┏━━

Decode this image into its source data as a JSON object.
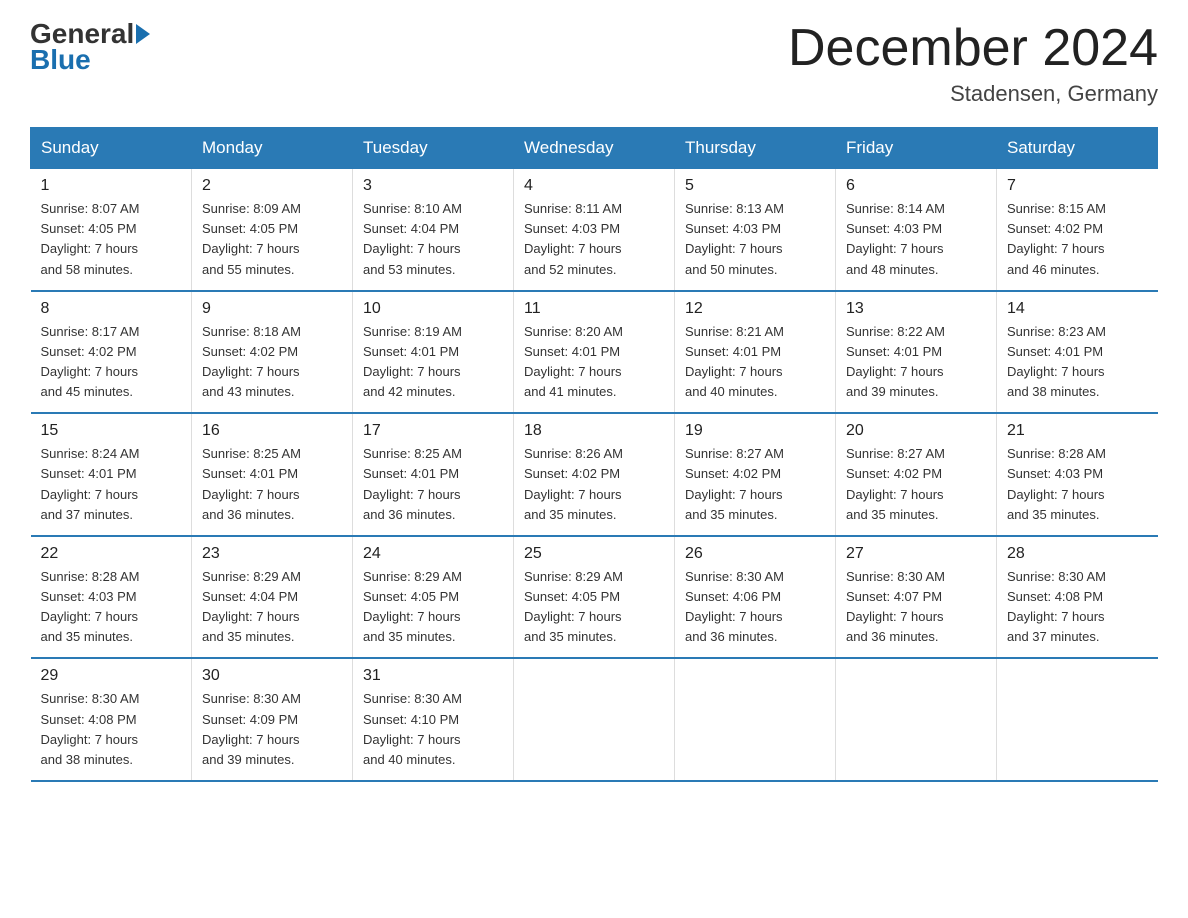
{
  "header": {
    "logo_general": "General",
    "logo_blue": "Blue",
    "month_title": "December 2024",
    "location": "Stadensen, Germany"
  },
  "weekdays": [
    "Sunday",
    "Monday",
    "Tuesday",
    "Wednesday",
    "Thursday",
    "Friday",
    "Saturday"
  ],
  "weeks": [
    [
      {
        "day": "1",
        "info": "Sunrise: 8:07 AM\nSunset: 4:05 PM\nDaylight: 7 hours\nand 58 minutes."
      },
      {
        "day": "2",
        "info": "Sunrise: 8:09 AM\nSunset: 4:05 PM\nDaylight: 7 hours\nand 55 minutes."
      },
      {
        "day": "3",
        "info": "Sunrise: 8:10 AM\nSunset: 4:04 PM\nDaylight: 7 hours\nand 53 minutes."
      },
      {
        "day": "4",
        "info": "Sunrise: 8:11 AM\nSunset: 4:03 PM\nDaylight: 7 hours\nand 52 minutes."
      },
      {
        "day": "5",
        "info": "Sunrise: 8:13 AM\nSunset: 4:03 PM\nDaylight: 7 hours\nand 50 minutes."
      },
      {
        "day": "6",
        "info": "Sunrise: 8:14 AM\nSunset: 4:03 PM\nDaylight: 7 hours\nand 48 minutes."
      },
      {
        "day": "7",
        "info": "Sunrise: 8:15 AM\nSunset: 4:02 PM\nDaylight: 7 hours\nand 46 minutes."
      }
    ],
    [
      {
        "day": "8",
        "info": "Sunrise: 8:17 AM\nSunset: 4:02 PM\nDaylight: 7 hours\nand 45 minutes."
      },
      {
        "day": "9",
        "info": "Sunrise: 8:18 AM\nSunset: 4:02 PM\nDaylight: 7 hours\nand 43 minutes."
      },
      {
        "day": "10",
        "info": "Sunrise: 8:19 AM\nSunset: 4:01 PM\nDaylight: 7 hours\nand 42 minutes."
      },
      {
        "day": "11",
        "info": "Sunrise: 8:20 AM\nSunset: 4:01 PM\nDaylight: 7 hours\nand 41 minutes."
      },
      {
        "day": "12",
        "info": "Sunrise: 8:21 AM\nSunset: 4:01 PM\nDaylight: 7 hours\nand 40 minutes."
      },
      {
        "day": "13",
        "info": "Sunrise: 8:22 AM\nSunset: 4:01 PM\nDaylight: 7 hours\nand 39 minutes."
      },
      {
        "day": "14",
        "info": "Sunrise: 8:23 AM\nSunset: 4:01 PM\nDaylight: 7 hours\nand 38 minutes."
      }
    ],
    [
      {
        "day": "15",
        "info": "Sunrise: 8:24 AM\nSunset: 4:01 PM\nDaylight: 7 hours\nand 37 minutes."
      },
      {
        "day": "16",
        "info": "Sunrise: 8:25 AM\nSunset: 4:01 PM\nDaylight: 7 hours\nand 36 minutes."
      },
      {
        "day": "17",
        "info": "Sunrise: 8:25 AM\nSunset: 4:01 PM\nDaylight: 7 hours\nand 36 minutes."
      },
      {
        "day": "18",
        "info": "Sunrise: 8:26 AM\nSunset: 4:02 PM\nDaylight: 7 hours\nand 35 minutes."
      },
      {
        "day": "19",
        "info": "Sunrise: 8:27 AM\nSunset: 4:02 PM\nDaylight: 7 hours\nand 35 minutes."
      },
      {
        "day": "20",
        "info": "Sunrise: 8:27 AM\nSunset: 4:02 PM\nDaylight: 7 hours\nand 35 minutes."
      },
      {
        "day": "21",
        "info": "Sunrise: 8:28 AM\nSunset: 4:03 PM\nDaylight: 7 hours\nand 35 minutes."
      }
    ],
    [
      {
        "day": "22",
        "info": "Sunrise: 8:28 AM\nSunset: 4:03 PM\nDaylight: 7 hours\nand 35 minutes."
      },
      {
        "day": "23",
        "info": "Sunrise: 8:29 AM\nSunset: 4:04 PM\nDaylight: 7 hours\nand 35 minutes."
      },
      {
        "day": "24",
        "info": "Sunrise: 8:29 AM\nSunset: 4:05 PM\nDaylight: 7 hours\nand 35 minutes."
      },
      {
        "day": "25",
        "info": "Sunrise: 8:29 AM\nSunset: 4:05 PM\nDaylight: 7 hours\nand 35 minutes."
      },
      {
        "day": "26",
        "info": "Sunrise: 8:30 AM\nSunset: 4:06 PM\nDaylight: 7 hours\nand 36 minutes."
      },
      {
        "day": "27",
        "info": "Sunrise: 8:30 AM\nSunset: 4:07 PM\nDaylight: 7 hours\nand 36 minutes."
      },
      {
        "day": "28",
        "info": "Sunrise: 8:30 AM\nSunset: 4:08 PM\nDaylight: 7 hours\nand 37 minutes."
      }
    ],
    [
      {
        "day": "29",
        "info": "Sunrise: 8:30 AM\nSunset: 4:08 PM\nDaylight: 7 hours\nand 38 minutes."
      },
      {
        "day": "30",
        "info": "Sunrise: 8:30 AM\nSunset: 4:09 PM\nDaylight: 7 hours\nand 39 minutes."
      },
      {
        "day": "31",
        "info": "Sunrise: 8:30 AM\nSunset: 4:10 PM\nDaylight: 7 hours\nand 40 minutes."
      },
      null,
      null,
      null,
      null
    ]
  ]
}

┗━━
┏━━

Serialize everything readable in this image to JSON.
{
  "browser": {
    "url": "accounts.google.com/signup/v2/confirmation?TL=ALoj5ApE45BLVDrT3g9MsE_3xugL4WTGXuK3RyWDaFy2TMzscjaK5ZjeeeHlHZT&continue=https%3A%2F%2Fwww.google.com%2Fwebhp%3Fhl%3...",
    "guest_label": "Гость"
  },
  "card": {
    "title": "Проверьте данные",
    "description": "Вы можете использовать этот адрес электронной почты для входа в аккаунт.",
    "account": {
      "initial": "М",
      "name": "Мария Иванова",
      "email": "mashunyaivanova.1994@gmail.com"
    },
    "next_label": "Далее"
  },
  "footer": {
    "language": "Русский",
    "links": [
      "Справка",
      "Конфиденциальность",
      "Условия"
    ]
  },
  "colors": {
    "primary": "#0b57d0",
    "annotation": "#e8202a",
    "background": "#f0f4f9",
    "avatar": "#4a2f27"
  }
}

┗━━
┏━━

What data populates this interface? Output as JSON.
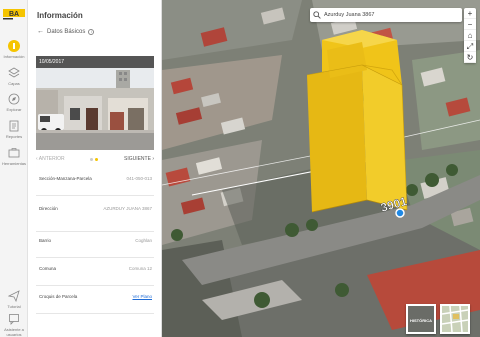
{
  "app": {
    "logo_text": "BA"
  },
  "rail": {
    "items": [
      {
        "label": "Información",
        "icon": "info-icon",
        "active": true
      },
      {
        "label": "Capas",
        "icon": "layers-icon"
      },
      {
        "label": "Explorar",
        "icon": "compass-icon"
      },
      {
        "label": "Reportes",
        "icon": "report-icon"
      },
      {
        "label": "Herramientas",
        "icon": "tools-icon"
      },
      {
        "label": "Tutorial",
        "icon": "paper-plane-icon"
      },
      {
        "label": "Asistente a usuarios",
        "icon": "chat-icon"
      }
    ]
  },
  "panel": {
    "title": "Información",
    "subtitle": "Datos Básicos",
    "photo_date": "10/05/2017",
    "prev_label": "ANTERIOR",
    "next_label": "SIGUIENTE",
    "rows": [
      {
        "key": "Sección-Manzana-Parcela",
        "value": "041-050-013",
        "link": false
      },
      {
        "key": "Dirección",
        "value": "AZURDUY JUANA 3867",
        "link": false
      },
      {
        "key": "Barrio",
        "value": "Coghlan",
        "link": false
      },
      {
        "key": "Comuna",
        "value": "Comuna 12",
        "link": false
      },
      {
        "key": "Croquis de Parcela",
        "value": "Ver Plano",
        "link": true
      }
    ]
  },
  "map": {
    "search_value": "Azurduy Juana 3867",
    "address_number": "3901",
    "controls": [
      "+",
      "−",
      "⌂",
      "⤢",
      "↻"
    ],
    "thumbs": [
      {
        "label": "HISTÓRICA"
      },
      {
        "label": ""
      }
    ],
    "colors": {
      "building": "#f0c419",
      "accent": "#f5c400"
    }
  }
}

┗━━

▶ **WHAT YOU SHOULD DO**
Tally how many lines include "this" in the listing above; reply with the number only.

▶ **SOLUTION**
3